Task details: How many lines below hold "different"? Answer with only the number.

======== Provided records ========

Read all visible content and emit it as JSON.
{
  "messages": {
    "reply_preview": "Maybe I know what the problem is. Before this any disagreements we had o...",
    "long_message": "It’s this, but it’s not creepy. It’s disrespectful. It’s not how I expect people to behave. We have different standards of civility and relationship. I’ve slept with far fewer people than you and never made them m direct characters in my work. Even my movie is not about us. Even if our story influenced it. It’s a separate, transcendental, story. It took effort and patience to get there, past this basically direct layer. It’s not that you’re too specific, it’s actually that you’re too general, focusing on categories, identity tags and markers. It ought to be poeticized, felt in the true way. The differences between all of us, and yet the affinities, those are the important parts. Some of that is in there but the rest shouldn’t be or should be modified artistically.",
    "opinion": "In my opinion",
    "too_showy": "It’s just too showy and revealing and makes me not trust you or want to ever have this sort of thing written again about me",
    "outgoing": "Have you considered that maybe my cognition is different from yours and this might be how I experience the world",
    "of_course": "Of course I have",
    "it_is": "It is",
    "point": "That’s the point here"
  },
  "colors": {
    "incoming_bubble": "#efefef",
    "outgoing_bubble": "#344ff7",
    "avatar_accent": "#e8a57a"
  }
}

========
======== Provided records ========

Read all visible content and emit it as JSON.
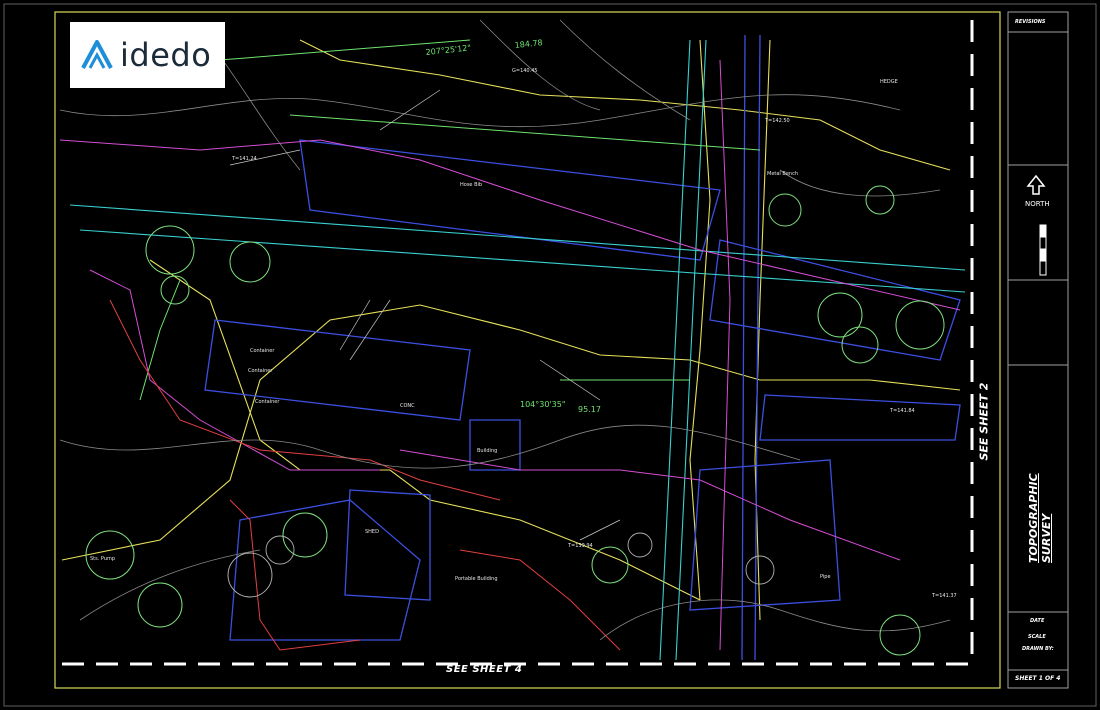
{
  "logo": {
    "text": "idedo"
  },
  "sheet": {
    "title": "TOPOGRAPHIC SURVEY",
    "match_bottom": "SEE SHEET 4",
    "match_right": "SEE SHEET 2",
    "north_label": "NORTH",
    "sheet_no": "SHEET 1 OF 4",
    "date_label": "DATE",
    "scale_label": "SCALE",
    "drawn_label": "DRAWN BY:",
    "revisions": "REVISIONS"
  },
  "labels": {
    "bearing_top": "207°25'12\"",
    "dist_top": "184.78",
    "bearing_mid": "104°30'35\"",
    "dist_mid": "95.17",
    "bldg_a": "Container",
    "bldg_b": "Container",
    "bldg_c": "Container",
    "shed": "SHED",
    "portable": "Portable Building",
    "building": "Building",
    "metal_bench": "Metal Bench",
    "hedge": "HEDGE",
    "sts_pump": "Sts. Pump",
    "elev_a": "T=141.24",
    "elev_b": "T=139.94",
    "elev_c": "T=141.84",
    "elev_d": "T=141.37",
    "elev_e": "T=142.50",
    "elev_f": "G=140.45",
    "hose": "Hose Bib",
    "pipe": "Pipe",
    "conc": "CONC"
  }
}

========

Your solution: 2